Bradley’s is a comprehensive history. He traces the evolution of reggae all the way back to its roots, which, as it happens, are pure geopolitics. In the 1950s, growing interest in Jamaica, both as a travel destination and as a source of bauxite, brought an influx of cash to the island nation. Many residents suddenly found themselves with disposable income and even the capacity for upward mobility. The flip side, though, was that those still in the sprawling slums of the capital, Kingston, felt poorer than ever – the new bauxite mines employed far fewer people than they displaced from the countryside, many to Kingston’s shanty towns – and hungered for a culture to call their own. The rival deejays, or sound systems, already at the center of local urban life took on renewed significance. More important, they started turning away from the American rhythm and blues rarities that had been their mainstays in pursuit of a truly Jamaican sound.

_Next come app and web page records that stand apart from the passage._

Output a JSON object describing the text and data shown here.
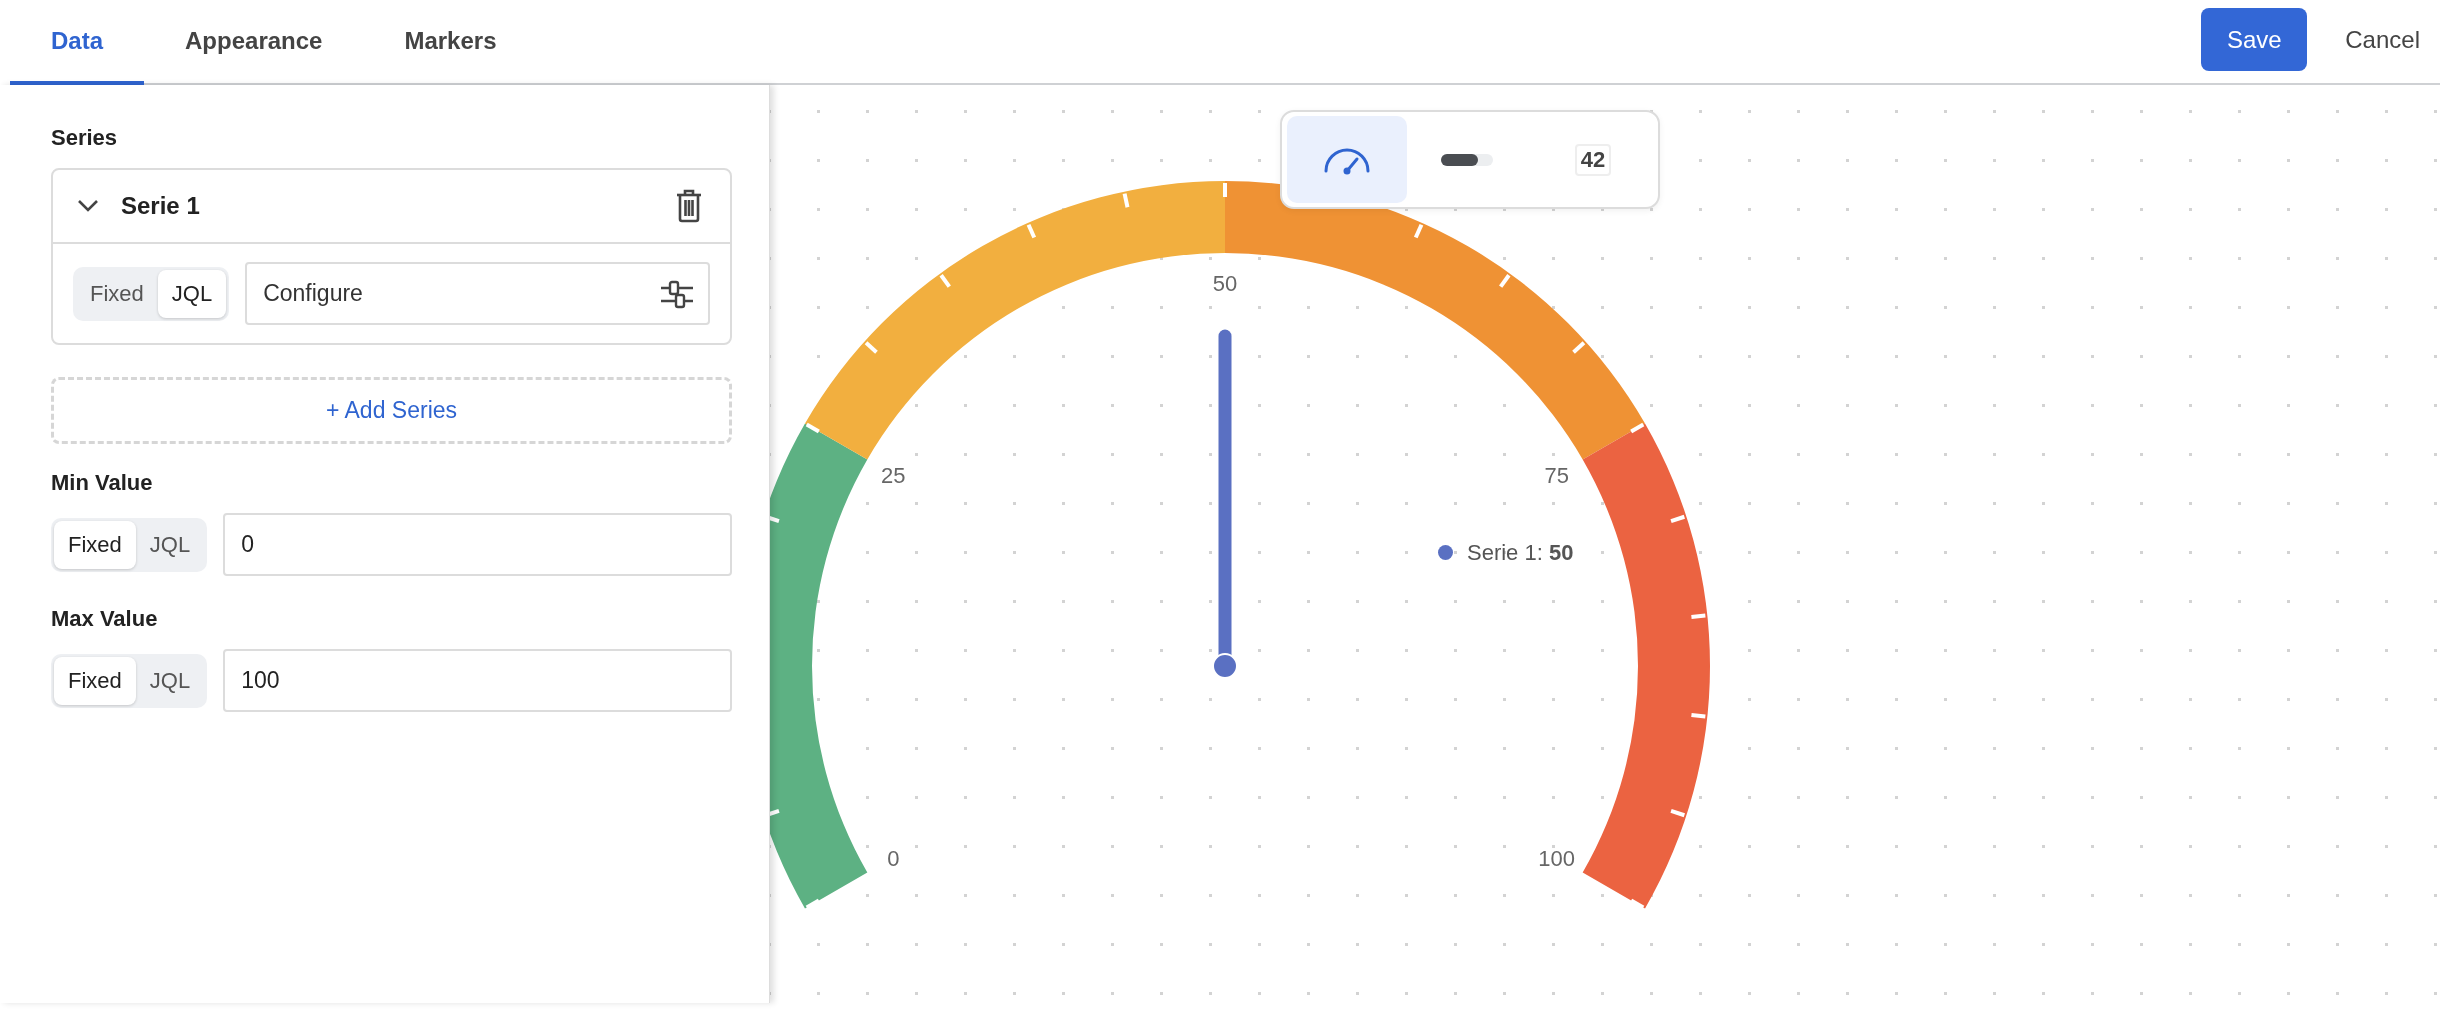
{
  "tabs": [
    {
      "label": "Data",
      "selected": true
    },
    {
      "label": "Appearance",
      "selected": false
    },
    {
      "label": "Markers",
      "selected": false
    }
  ],
  "actions": {
    "save": "Save",
    "cancel": "Cancel"
  },
  "panel": {
    "series_label": "Series",
    "series": [
      {
        "name": "Serie 1",
        "expanded": true,
        "modes": [
          {
            "label": "Fixed",
            "selected": false
          },
          {
            "label": "JQL",
            "selected": true
          }
        ],
        "query_button": "Configure"
      }
    ],
    "add_series": "+ Add Series",
    "min": {
      "label": "Min Value",
      "modes": [
        {
          "label": "Fixed",
          "selected": true
        },
        {
          "label": "JQL",
          "selected": false
        }
      ],
      "value": "0"
    },
    "max": {
      "label": "Max Value",
      "modes": [
        {
          "label": "Fixed",
          "selected": true
        },
        {
          "label": "JQL",
          "selected": false
        }
      ],
      "value": "100"
    }
  },
  "view_switcher": [
    {
      "kind": "gauge",
      "selected": true
    },
    {
      "kind": "bar",
      "selected": false
    },
    {
      "kind": "number",
      "label": "42",
      "selected": false
    }
  ],
  "gauge": {
    "level": 0.5,
    "tick_labels": [
      "0",
      "25",
      "50",
      "75",
      "100"
    ],
    "bands": [
      {
        "color": "#5db183"
      },
      {
        "color": "#f2af3f"
      },
      {
        "color": "#ef9234"
      },
      {
        "color": "#eb6341"
      }
    ]
  },
  "legend": [
    {
      "text": "Serie 1: **50**",
      "color": "#5a70c2"
    }
  ]
}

My oversimplification of the birth of ska – the buoyant predecessor to rocksteady and reggae – does an injustice to Bradley’s rendering. He treats his subject with the depth and seriousness it deserves, whether in explaining the role of Haile Selassie in Rastafarianism or in describing the indigenous record industry that sprang up in Kingston in the 1960s. But he manages to do so at no expense to fun or readability. Bradley, a music journalist, knows a good story and how to tell it. He preserves the Jamaican inflections of his interviewees’ speech and deftly works the lexicon of reggae, with its sound clashes and riddims, into the text. There’s no mistaking his enthusiasm for the music and the people he writes about, and it’s hard not to feel some of that passion as a reader.
Of course, I imagine it would be harder still to approach the book with no prior interest in or knowledge of reggae. Bradley goes to great lengths – the book clocks in at well over 500 pages – to explain and contextualize whatever concept he’s discussing, be it Garveyism or rocksteady. Even so, the pace at which he drops names of tracks and people is dizzying at times. As someone who once spent six years trying to figure out the name of a particularly catchy tune I had heard on a jukebox somewhere (“Hard Life” by Merlene Webber), I may have been readier than most for all that “This Is Reggae Music” has to throw at readers.
Serena Reiser, editor